This question is more complex then it seems at first. In its simplest form, you are not required to take any action. When you sell the property at some point in the future, simply indicate on the deed, for example "Mary Smith, nka (now known as) Mary Jones hereby grants, etc." However, there are many other details that affect the answer to this question. The most important of which is Wisconsin's Marital Property law. This law assumes that property used by a couple during the course of a marriage is jointly owned unless specified otherwise. If you wish to remain the sole owner of the property and do not intend to convey any interest in the property to your spouse, steps must be taken prior to and during the marriage to assure that this occurs. If, however, you intend for your spouse to share in the ownership of the property, there are a number of ways a married couple can hold title to property and each one has distinct legal implications. Depending on your financial status, age and other factors, a trust might even be advisable. As you can see, it is best to seek the help of an attorney to draft a deed that will accomplish your goals.

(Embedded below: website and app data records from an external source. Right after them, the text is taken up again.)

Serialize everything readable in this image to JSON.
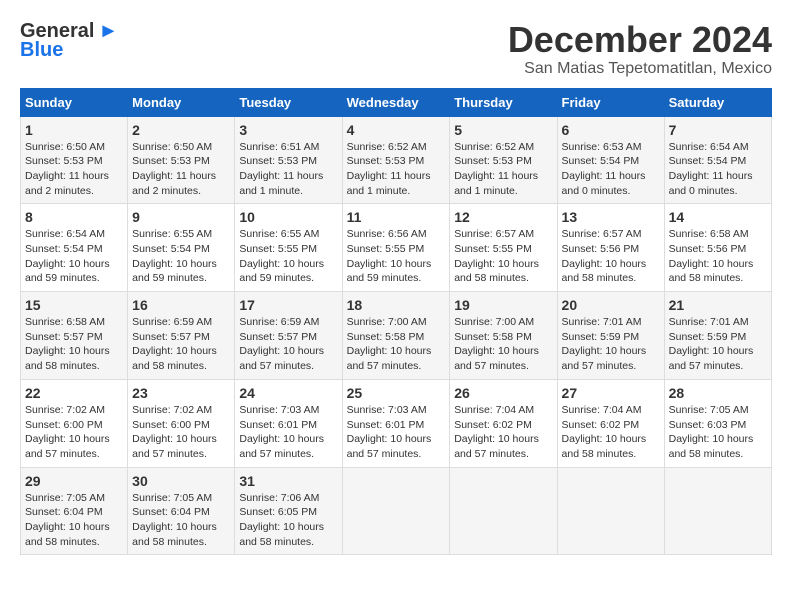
{
  "header": {
    "logo_line1": "General",
    "logo_line2": "Blue",
    "month": "December 2024",
    "location": "San Matias Tepetomatitlan, Mexico"
  },
  "weekdays": [
    "Sunday",
    "Monday",
    "Tuesday",
    "Wednesday",
    "Thursday",
    "Friday",
    "Saturday"
  ],
  "weeks": [
    [
      {
        "day": "1",
        "rise": "6:50 AM",
        "set": "5:53 PM",
        "daylight": "11 hours and 2 minutes."
      },
      {
        "day": "2",
        "rise": "6:50 AM",
        "set": "5:53 PM",
        "daylight": "11 hours and 2 minutes."
      },
      {
        "day": "3",
        "rise": "6:51 AM",
        "set": "5:53 PM",
        "daylight": "11 hours and 1 minute."
      },
      {
        "day": "4",
        "rise": "6:52 AM",
        "set": "5:53 PM",
        "daylight": "11 hours and 1 minute."
      },
      {
        "day": "5",
        "rise": "6:52 AM",
        "set": "5:53 PM",
        "daylight": "11 hours and 1 minute."
      },
      {
        "day": "6",
        "rise": "6:53 AM",
        "set": "5:54 PM",
        "daylight": "11 hours and 0 minutes."
      },
      {
        "day": "7",
        "rise": "6:54 AM",
        "set": "5:54 PM",
        "daylight": "11 hours and 0 minutes."
      }
    ],
    [
      {
        "day": "8",
        "rise": "6:54 AM",
        "set": "5:54 PM",
        "daylight": "10 hours and 59 minutes."
      },
      {
        "day": "9",
        "rise": "6:55 AM",
        "set": "5:54 PM",
        "daylight": "10 hours and 59 minutes."
      },
      {
        "day": "10",
        "rise": "6:55 AM",
        "set": "5:55 PM",
        "daylight": "10 hours and 59 minutes."
      },
      {
        "day": "11",
        "rise": "6:56 AM",
        "set": "5:55 PM",
        "daylight": "10 hours and 59 minutes."
      },
      {
        "day": "12",
        "rise": "6:57 AM",
        "set": "5:55 PM",
        "daylight": "10 hours and 58 minutes."
      },
      {
        "day": "13",
        "rise": "6:57 AM",
        "set": "5:56 PM",
        "daylight": "10 hours and 58 minutes."
      },
      {
        "day": "14",
        "rise": "6:58 AM",
        "set": "5:56 PM",
        "daylight": "10 hours and 58 minutes."
      }
    ],
    [
      {
        "day": "15",
        "rise": "6:58 AM",
        "set": "5:57 PM",
        "daylight": "10 hours and 58 minutes."
      },
      {
        "day": "16",
        "rise": "6:59 AM",
        "set": "5:57 PM",
        "daylight": "10 hours and 58 minutes."
      },
      {
        "day": "17",
        "rise": "6:59 AM",
        "set": "5:57 PM",
        "daylight": "10 hours and 57 minutes."
      },
      {
        "day": "18",
        "rise": "7:00 AM",
        "set": "5:58 PM",
        "daylight": "10 hours and 57 minutes."
      },
      {
        "day": "19",
        "rise": "7:00 AM",
        "set": "5:58 PM",
        "daylight": "10 hours and 57 minutes."
      },
      {
        "day": "20",
        "rise": "7:01 AM",
        "set": "5:59 PM",
        "daylight": "10 hours and 57 minutes."
      },
      {
        "day": "21",
        "rise": "7:01 AM",
        "set": "5:59 PM",
        "daylight": "10 hours and 57 minutes."
      }
    ],
    [
      {
        "day": "22",
        "rise": "7:02 AM",
        "set": "6:00 PM",
        "daylight": "10 hours and 57 minutes."
      },
      {
        "day": "23",
        "rise": "7:02 AM",
        "set": "6:00 PM",
        "daylight": "10 hours and 57 minutes."
      },
      {
        "day": "24",
        "rise": "7:03 AM",
        "set": "6:01 PM",
        "daylight": "10 hours and 57 minutes."
      },
      {
        "day": "25",
        "rise": "7:03 AM",
        "set": "6:01 PM",
        "daylight": "10 hours and 57 minutes."
      },
      {
        "day": "26",
        "rise": "7:04 AM",
        "set": "6:02 PM",
        "daylight": "10 hours and 57 minutes."
      },
      {
        "day": "27",
        "rise": "7:04 AM",
        "set": "6:02 PM",
        "daylight": "10 hours and 58 minutes."
      },
      {
        "day": "28",
        "rise": "7:05 AM",
        "set": "6:03 PM",
        "daylight": "10 hours and 58 minutes."
      }
    ],
    [
      {
        "day": "29",
        "rise": "7:05 AM",
        "set": "6:04 PM",
        "daylight": "10 hours and 58 minutes."
      },
      {
        "day": "30",
        "rise": "7:05 AM",
        "set": "6:04 PM",
        "daylight": "10 hours and 58 minutes."
      },
      {
        "day": "31",
        "rise": "7:06 AM",
        "set": "6:05 PM",
        "daylight": "10 hours and 58 minutes."
      },
      null,
      null,
      null,
      null
    ]
  ],
  "labels": {
    "sunrise": "Sunrise:",
    "sunset": "Sunset:",
    "daylight": "Daylight:"
  }
}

If you have received real estate in a divorce settlement, you need to verify with your attorney that he has recorded a Quitclaim Deed or Warranty Deed with the Register of Deeds Office.
Joint Tenancy - An undivided interest in the property, taken by two or more joint tenants. The interests must be equal, accruing under the same conveyance, and beginning at the same time. Upon the death of a joint tenant, the interest passes to the surviving joint tenants, rather than to the heirs of the deceased.Tenancy in Common - A form of ownership whereby each owner holds an undivided interest in the property. The interests need not be equal, and, in the event of the death of one of the owners, no right of survivorship in the other owners exists.
In most cases your deed should have a complete legal description, however the Register of Deeds office cannot verify that the information on your deed is correct. A copy of your deed may be purchased at the Register of Deeds Office. The cost for a 1 page document is $2.00 with each additional page costing $1.00.
While this seems simple enough, it can be complicated by two factors. If your property consists of a number of small parcels that have been combined over time, a simple concise legal description may not exist. The opposite can also be a problem. Your property may have previously been a large parcel from which smaller parcels were sold off. In both of these cases, several documents and some interpretation may be required to construct an accurate legal description.
If the history of your parcel fits into either of the above descriptions, you should contact a registered land surveyor for professional assistance in writing an accurate, updated legal description.
According to a member of the Probate and Real Property Section of the Wisconsin State Bar Association that was conferred with, the answer is "NO". The trust remains in effect. However, it is prudent to review the trust with your attorney periodically to determine if modifications to the trust would be advisable.
Probate is a court-supervised procedure for transferring ownership of someone's solely owned assets after he or she dies. The following brochure provides more information on Probate.
Yes, since 2005, we have been recording documents electronically. Kenosha County Register of Deeds office provides this service through Corporation Service Company (CSC), Simplifile, eRecording Partners Network and Indecomm Global Services. For further information contact: